Tuesday, 24 June 2008


Today I am busy putting together a submission for the Fred Ebb Award.  Fred Ebb was the lyricist who wrote with John Kander and produced memorable musicals like Cabaret, Chicago and Kiss of the Spiderwoman.  I am particularly fond of Cabaret.  

I don't hold out an enormous amount of hope but think it is worth a try, because you never know!  I can only submit four songs, and it was difficult deciding which ones, but have come to decision and am busy printing everything out to send off to the States.

Sunday, 22 June 2008


I have taken Julian Fellowes advice and found a new musical idea to work on while I am waiting to hear news on POSSESSED. It is based on a book but is a deadly secret because the rights cannot be bought, because they are so valuable, but the agent has given us leave to produce a first draft. Steve and I are really excited by the idea. While Steve is working on MUSIC MAN at Chichester, I am sketching out a synopsis, character outline, chapter breakdown of the whole book and have started to think about how I can open up the idea to translate it into a musical.  I have also started reading round the subject.  The novel is very autobiographical and luckily there is an autobiography of the author and a biography, so I have plenty to go on.

Thursday, 19 June 2008

NAMT Festival of New Musicals

On my return from Venice I discovered the sad news that POSSESSED had not been chosen for the festival in New York.  I can't say that this wasn't a disappointment, it really was, although the logistics and cost of arranging for our actors to go out there had been a problem in the back of my mind.  It would have been pointless to start again with a new team because we had got so far with the Oxford showcase.  

We are still waiting to hear back from a lot of producers here though so we have to sit tight for the moment.  

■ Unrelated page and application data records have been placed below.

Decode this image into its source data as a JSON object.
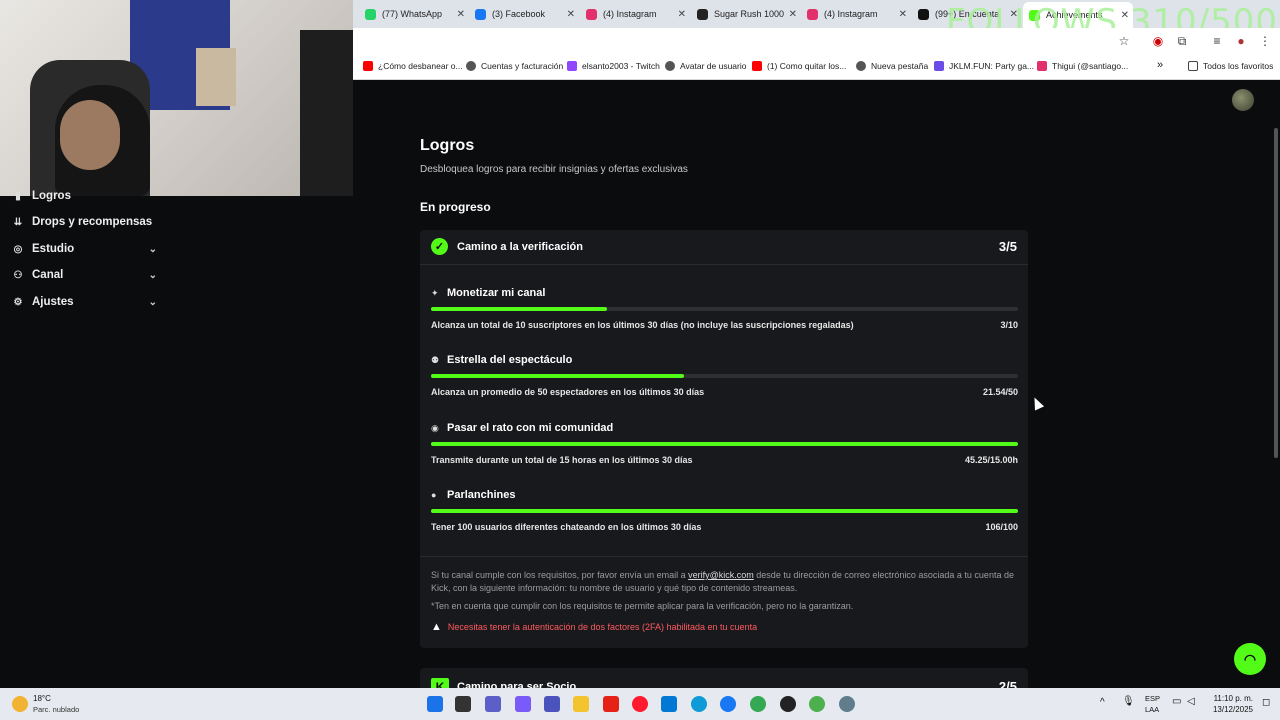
{
  "browser": {
    "tabs": [
      {
        "label": "(77) WhatsApp",
        "color": "#25d366"
      },
      {
        "label": "(3) Facebook",
        "color": "#1877f2"
      },
      {
        "label": "(4) Instagram",
        "color": "#e1306c"
      },
      {
        "label": "Sugar Rush 1000",
        "color": "#222222"
      },
      {
        "label": "(4) Instagram",
        "color": "#e1306c"
      },
      {
        "label": "(99+) En cuenta",
        "color": "#111111"
      },
      {
        "label": "Achievements",
        "color": "#53fc18",
        "active": true
      }
    ],
    "overlay_text": "FOLLOWS 310/500",
    "bookmarks": [
      {
        "label": "¿Cómo desbanear o...",
        "color": "#ff0000"
      },
      {
        "label": "Cuentas y facturación",
        "color": "#555555"
      },
      {
        "label": "elsanto2003 - Twitch",
        "color": "#9146ff"
      },
      {
        "label": "Avatar de usuario",
        "color": "#555555"
      },
      {
        "label": "(1) Como quitar los...",
        "color": "#ff0000"
      },
      {
        "label": "Nueva pestaña",
        "color": "#555555"
      },
      {
        "label": "JKLM.FUN: Party ga...",
        "color": "#6b4ce6"
      },
      {
        "label": "Thigui (@santiago...",
        "color": "#e1306c"
      }
    ],
    "bookmarks_more": "»",
    "all_bookmarks": "Todos los favoritos"
  },
  "sidebar": {
    "items": [
      {
        "label": "Logros",
        "icon": "trophy-icon",
        "glyph": "▮"
      },
      {
        "label": "Drops y recompensas",
        "icon": "drops-icon",
        "glyph": "⇊"
      },
      {
        "label": "Estudio",
        "icon": "studio-icon",
        "glyph": "◎",
        "chevron": "⌄"
      },
      {
        "label": "Canal",
        "icon": "channel-icon",
        "glyph": "⚇",
        "chevron": "⌄"
      },
      {
        "label": "Ajustes",
        "icon": "settings-icon",
        "glyph": "⚙",
        "chevron": "⌄"
      }
    ]
  },
  "main": {
    "title": "Logros",
    "subtitle": "Desbloquea logros para recibir insignias y ofertas exclusivas",
    "section_title": "En progreso",
    "card1": {
      "title": "Camino a la verificación",
      "count": "3/5",
      "achievements": [
        {
          "title": "Monetizar mi canal",
          "icon": "sparkle-icon",
          "glyph": "✦",
          "description": "Alcanza un total de 10 suscriptores en los últimos 30 días (no incluye las suscripciones regaladas)",
          "progress": "3/10",
          "fraction": 0.3
        },
        {
          "title": "Estrella del espectáculo",
          "icon": "viewers-icon",
          "glyph": "⚉",
          "description": "Alcanza un promedio de 50 espectadores en los últimos 30 días",
          "progress": "21.54/50",
          "fraction": 0.4308
        },
        {
          "title": "Pasar el rato con mi comunidad",
          "icon": "broadcast-icon",
          "glyph": "◉",
          "description": "Transmite durante un total de 15 horas en los últimos 30 días",
          "progress": "45.25/15.00h",
          "fraction": 1.0
        },
        {
          "title": "Parlanchines",
          "icon": "chat-bubble-icon",
          "glyph": "●",
          "description": "Tener 100 usuarios diferentes chateando en los últimos 30 días",
          "progress": "106/100",
          "fraction": 1.0
        }
      ],
      "note_prefix": "Si tu canal cumple con los requisitos, por favor envía un email a ",
      "note_email": "verify@kick.com",
      "note_suffix": " desde tu dirección de correo electrónico asociada a tu cuenta de Kick, con la siguiente información: tu nombre de usuario y qué tipo de contenido streameas.",
      "disclaimer": "*Ten en cuenta que cumplir con los requisitos te permite aplicar para la verificación, pero no la garantizan.",
      "warning": "Necesitas tener la autenticación de dos factores (2FA) habilitada en tu cuenta"
    },
    "card2": {
      "title": "Camino para ser Socio",
      "count": "2/5"
    }
  },
  "taskbar": {
    "weather_temp": "18°C",
    "weather_desc": "Parc. nublado",
    "lang_line1": "ESP",
    "lang_line2": "LAA",
    "time": "11:10 p. m.",
    "date": "13/12/2025"
  },
  "colors": {
    "accent": "#53fc18",
    "warning": "#ff5a5f",
    "background": "#0b0c0e",
    "card": "#18191c"
  }
}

Wednesday, 18 June 2008


I have just returned from Venice, the city Ruskin found so inspirational. The work of Titian and Tintoretto were strong influences on the Pre-Raphaelites. The Scuola di San Rocco, which Ruskin had been so inspired by, was a profound experience for me. On the altar, standing on an easel was a painting of the annunciation. At first I thought it was a painting by Rossetti but discovering it was a Titian and was astonished because I knew there was something else by Rossetti which was very similar. I had to find out what it was.

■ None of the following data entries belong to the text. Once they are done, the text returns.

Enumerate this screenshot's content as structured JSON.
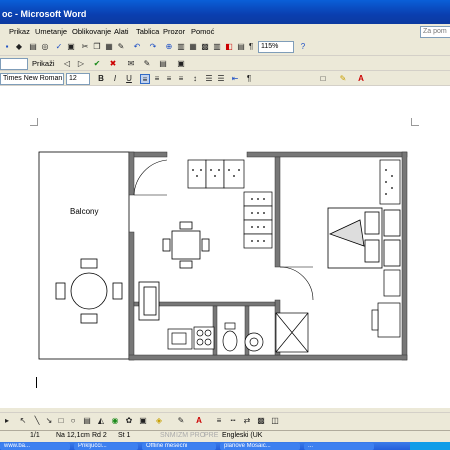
{
  "window": {
    "title": "oc - Microsoft Word"
  },
  "menu": {
    "items": [
      "Prikaz",
      "Umetanje",
      "Oblikovanje",
      "Alati",
      "Tablica",
      "Prozor",
      "Pomoć"
    ],
    "help_placeholder": "Za pom"
  },
  "toolbar": {
    "zoom": "115%",
    "style": "Prikaži",
    "font": "Times New Roman",
    "size": "12",
    "bold": "B",
    "italic": "I",
    "underline": "U",
    "para_mark": "¶"
  },
  "floorplan": {
    "balcony_label": "Balcony"
  },
  "status": {
    "page": "1/1",
    "at": "Na 12,1cm",
    "line": "Rd 2",
    "col": "St 1",
    "rec": "SNM",
    "trk": "IZM",
    "ext": "PRO",
    "ovr": "PRE",
    "lang": "Engleski (UK"
  },
  "taskbar": {
    "items": [
      "www.ba...",
      "Priključci...",
      "Offline mesecni",
      "planove Mosaic...",
      "..."
    ]
  }
}
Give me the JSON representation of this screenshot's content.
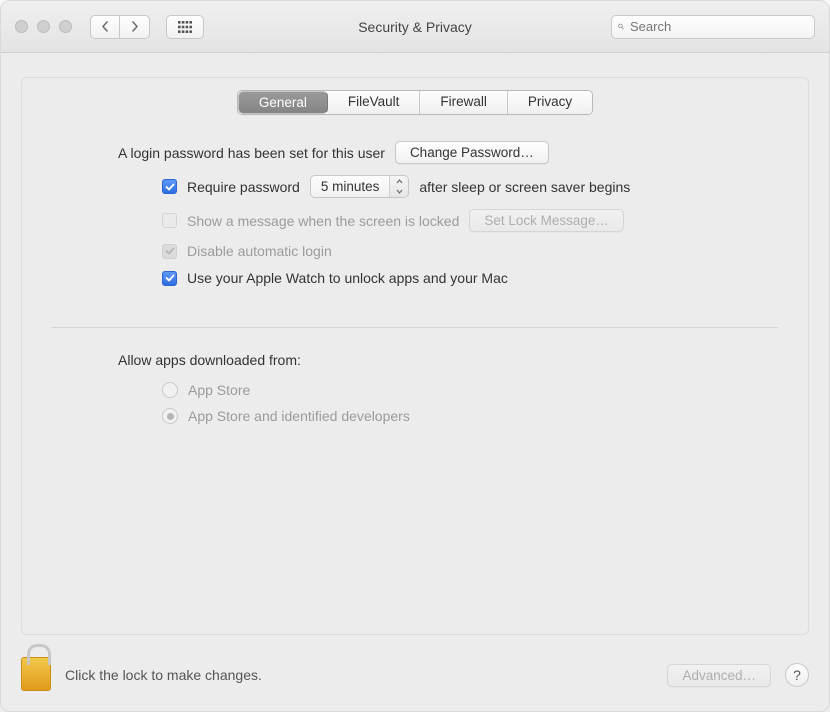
{
  "window": {
    "title": "Security & Privacy"
  },
  "search": {
    "placeholder": "Search"
  },
  "tabs": {
    "general": "General",
    "filevault": "FileVault",
    "firewall": "Firewall",
    "privacy": "Privacy",
    "selected": "general"
  },
  "general": {
    "login_password_set": "A login password has been set for this user",
    "change_password": "Change Password…",
    "require_password_label": "Require password",
    "require_password_delay": "5 minutes",
    "require_password_suffix": "after sleep or screen saver begins",
    "show_message_label": "Show a message when the screen is locked",
    "set_lock_message": "Set Lock Message…",
    "disable_auto_login": "Disable automatic login",
    "apple_watch_unlock": "Use your Apple Watch to unlock apps and your Mac",
    "checks": {
      "require_password": true,
      "show_message": false,
      "disable_auto_login": true,
      "apple_watch": true
    }
  },
  "allow_apps": {
    "heading": "Allow apps downloaded from:",
    "app_store": "App Store",
    "app_store_identified": "App Store and identified developers",
    "selected": "app_store_identified"
  },
  "footer": {
    "lock_msg": "Click the lock to make changes.",
    "advanced": "Advanced…",
    "help": "?"
  }
}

The first Pre-Raphaelite painting exhibited with the initials PRB, was by Rossetti, called "The Girlhood of Mary Virgin". The composition of the painting was so similar to Titian's, even with the red cloth lying over the balustrade, that I knew this was what I had mistaken the Titian for. It was clear to me that Rossetti had painted a premonition of Titian's painting. He wrote two sonnets called The Girlhood of Mary Virgin to explain the symbols in his painting. He saw the red cloth as a symbol of the unborn Christ, the lily as innocence, the briar and palm her pain and reward. The symbolic lily carried by Rossetti's child angel mirrors the lily held by Titian's flying angel. Rossetti places this little angel in his painting as if it is watching the young Mary waiting for the moment when it will bring her the news that she is carrying God's child. The sewing basket in Titian's painting is the embroidery work that the young Mary is sewing in Rossetti's painting, taking the same shape as the lectern that she is kneeling at in prayer when the Angel Gabriel visits her in Titian's painting. The image of the glowing dove is represented in exactly the same way in both paintings, only in different areas of the picture. The main difference in Rossetti's painting is that he also includes a man outside the window tending to a vine, who is a further prophetic image of Christ - and also an older woman sitting beside Mary, who is a thoughtful St Anne, but could also represent the older Mary that she is to become.  The Titian Annunciation far surpasses Rossetti's early painting in skill and drama and has much more of a sense of movement and life to it but there is something strange and fascinating about Rossetti's prophecy painting.

The Scuola Grande di San Rocco was one of the high points of my Venetian trip, I will never forget it. But there is one mystery, as far as we know Rossetti never went to Italy...